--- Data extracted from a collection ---
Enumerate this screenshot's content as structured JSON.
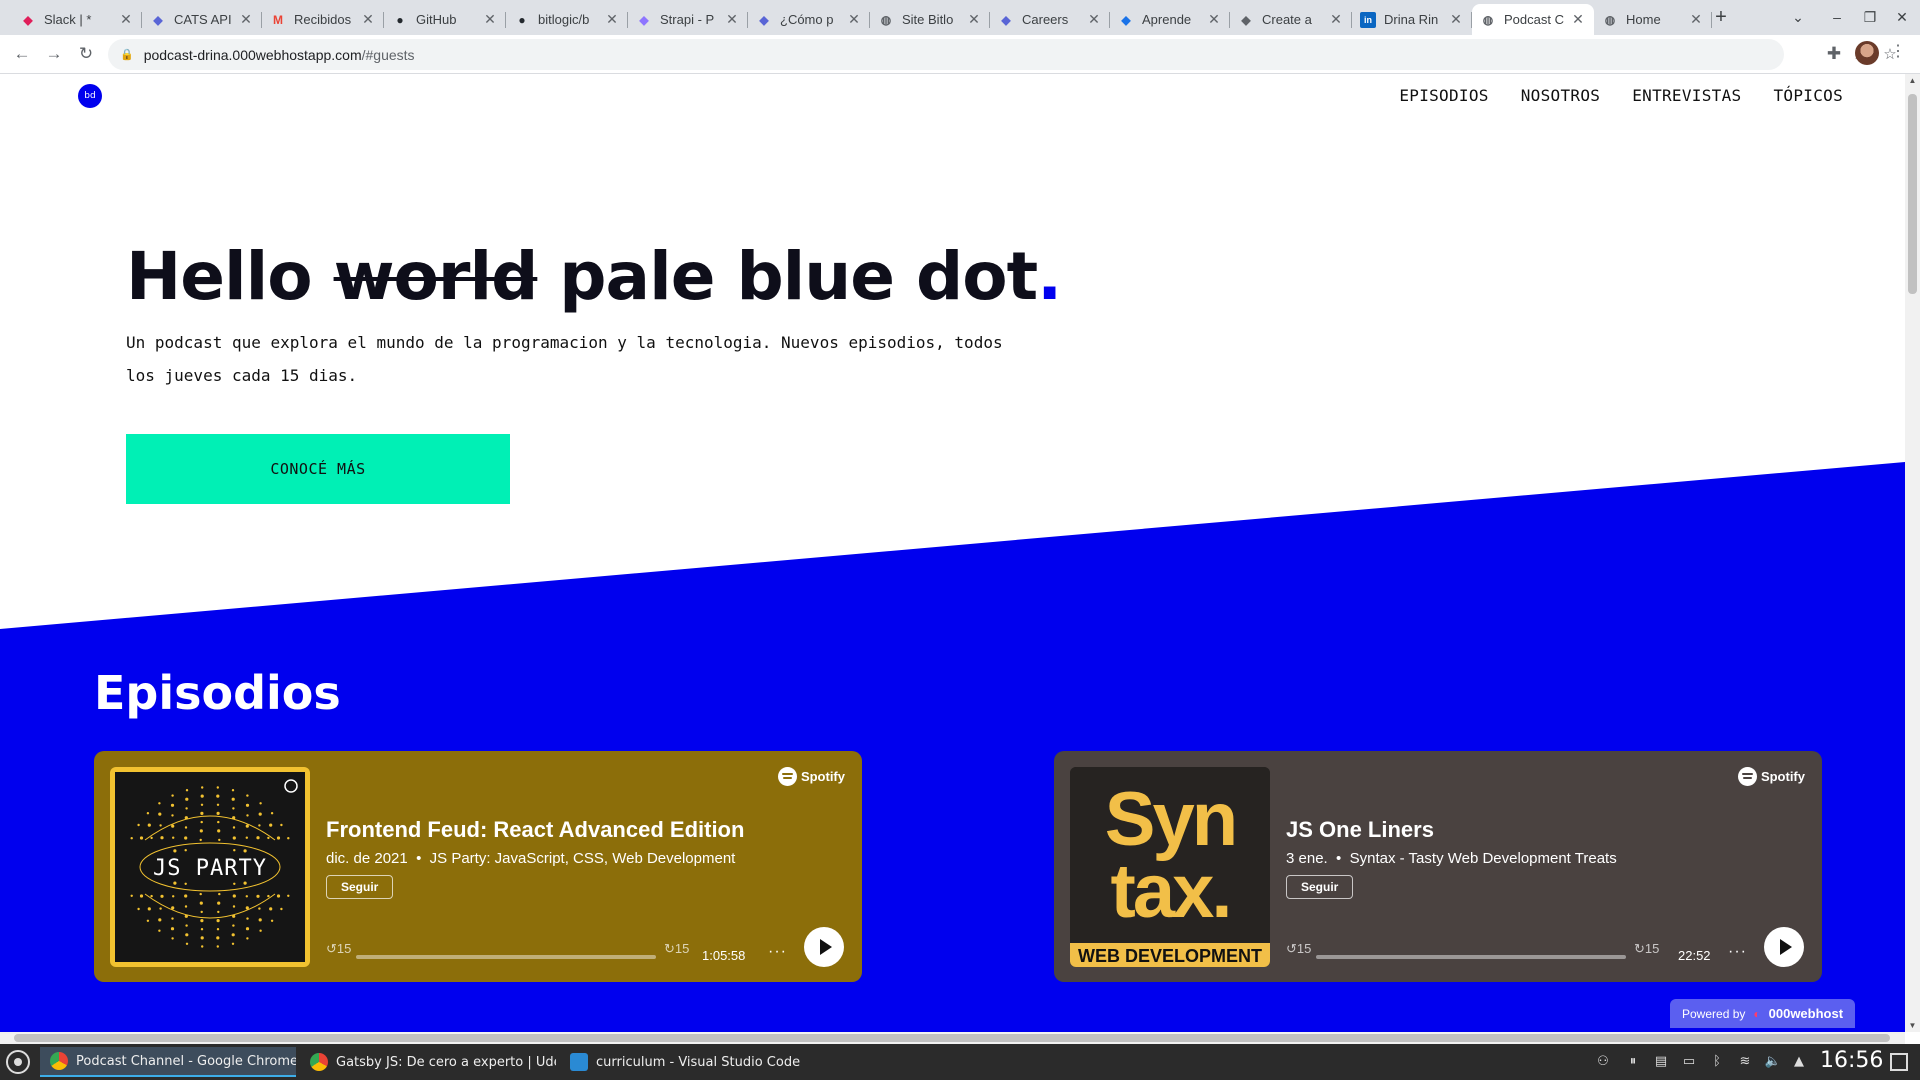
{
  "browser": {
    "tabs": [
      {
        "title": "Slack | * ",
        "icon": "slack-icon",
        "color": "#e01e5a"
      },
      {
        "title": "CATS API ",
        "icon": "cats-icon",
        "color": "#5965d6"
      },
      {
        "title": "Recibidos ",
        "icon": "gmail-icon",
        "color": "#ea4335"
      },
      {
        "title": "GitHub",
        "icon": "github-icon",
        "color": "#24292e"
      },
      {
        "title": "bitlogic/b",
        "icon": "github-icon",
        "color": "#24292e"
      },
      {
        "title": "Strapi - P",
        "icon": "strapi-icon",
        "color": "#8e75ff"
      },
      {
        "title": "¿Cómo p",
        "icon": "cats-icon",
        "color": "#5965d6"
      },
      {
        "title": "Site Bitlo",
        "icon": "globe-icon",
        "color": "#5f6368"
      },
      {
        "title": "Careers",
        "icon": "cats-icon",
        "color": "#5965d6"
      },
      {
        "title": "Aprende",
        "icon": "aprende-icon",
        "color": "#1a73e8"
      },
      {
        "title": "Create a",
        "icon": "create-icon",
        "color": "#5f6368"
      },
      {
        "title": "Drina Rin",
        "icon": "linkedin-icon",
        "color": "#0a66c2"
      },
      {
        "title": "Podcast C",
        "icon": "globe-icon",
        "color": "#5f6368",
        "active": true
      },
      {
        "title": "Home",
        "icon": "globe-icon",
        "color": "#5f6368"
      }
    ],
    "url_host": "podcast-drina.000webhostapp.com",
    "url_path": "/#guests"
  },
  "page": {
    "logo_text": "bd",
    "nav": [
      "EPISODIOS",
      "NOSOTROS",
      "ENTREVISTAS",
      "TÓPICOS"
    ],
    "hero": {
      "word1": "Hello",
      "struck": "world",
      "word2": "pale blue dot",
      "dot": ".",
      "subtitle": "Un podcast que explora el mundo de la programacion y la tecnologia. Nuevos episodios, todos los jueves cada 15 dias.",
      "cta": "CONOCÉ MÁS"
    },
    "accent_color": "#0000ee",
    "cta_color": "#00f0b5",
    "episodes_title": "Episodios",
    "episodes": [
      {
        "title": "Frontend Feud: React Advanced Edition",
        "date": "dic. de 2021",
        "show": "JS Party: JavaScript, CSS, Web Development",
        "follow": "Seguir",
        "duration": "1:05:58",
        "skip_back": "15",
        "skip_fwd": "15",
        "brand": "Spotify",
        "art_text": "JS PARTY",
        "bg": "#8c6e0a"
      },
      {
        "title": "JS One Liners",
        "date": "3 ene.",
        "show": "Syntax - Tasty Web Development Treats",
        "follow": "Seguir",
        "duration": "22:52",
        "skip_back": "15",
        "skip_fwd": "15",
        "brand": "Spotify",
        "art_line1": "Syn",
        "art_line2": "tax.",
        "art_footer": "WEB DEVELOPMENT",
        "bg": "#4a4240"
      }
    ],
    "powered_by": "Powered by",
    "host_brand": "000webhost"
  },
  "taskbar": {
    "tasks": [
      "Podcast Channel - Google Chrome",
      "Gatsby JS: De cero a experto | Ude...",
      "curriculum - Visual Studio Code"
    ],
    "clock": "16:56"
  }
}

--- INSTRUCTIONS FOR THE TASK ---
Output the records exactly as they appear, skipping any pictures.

--- YOUR SOLUTION ---
Enumerate this screenshot's content as structured JSON.
{
  "browser": {
    "tabs": [
      {
        "title": "Slack | * ",
        "icon": "slack-icon",
        "color": "#e01e5a"
      },
      {
        "title": "CATS API ",
        "icon": "cats-icon",
        "color": "#5965d6"
      },
      {
        "title": "Recibidos ",
        "icon": "gmail-icon",
        "color": "#ea4335"
      },
      {
        "title": "GitHub",
        "icon": "github-icon",
        "color": "#24292e"
      },
      {
        "title": "bitlogic/b",
        "icon": "github-icon",
        "color": "#24292e"
      },
      {
        "title": "Strapi - P",
        "icon": "strapi-icon",
        "color": "#8e75ff"
      },
      {
        "title": "¿Cómo p",
        "icon": "cats-icon",
        "color": "#5965d6"
      },
      {
        "title": "Site Bitlo",
        "icon": "globe-icon",
        "color": "#5f6368"
      },
      {
        "title": "Careers",
        "icon": "cats-icon",
        "color": "#5965d6"
      },
      {
        "title": "Aprende",
        "icon": "aprende-icon",
        "color": "#1a73e8"
      },
      {
        "title": "Create a",
        "icon": "create-icon",
        "color": "#5f6368"
      },
      {
        "title": "Drina Rin",
        "icon": "linkedin-icon",
        "color": "#0a66c2"
      },
      {
        "title": "Podcast C",
        "icon": "globe-icon",
        "color": "#5f6368",
        "active": true
      },
      {
        "title": "Home",
        "icon": "globe-icon",
        "color": "#5f6368"
      }
    ],
    "url_host": "podcast-drina.000webhostapp.com",
    "url_path": "/#guests"
  },
  "page": {
    "logo_text": "bd",
    "nav": [
      "EPISODIOS",
      "NOSOTROS",
      "ENTREVISTAS",
      "TÓPICOS"
    ],
    "hero": {
      "word1": "Hello",
      "struck": "world",
      "word2": "pale blue dot",
      "dot": ".",
      "subtitle": "Un podcast que explora el mundo de la programacion y la tecnologia. Nuevos episodios, todos los jueves cada 15 dias.",
      "cta": "CONOCÉ MÁS"
    },
    "accent_color": "#0000ee",
    "cta_color": "#00f0b5",
    "episodes_title": "Episodios",
    "episodes": [
      {
        "title": "Frontend Feud: React Advanced Edition",
        "date": "dic. de 2021",
        "show": "JS Party: JavaScript, CSS, Web Development",
        "follow": "Seguir",
        "duration": "1:05:58",
        "skip_back": "15",
        "skip_fwd": "15",
        "brand": "Spotify",
        "art_text": "JS PARTY",
        "bg": "#8c6e0a"
      },
      {
        "title": "JS One Liners",
        "date": "3 ene.",
        "show": "Syntax - Tasty Web Development Treats",
        "follow": "Seguir",
        "duration": "22:52",
        "skip_back": "15",
        "skip_fwd": "15",
        "brand": "Spotify",
        "art_line1": "Syn",
        "art_line2": "tax.",
        "art_footer": "WEB DEVELOPMENT",
        "bg": "#4a4240"
      }
    ],
    "powered_by": "Powered by",
    "host_brand": "000webhost"
  },
  "taskbar": {
    "tasks": [
      "Podcast Channel - Google Chrome",
      "Gatsby JS: De cero a experto | Ude...",
      "curriculum - Visual Studio Code"
    ],
    "clock": "16:56"
  }
}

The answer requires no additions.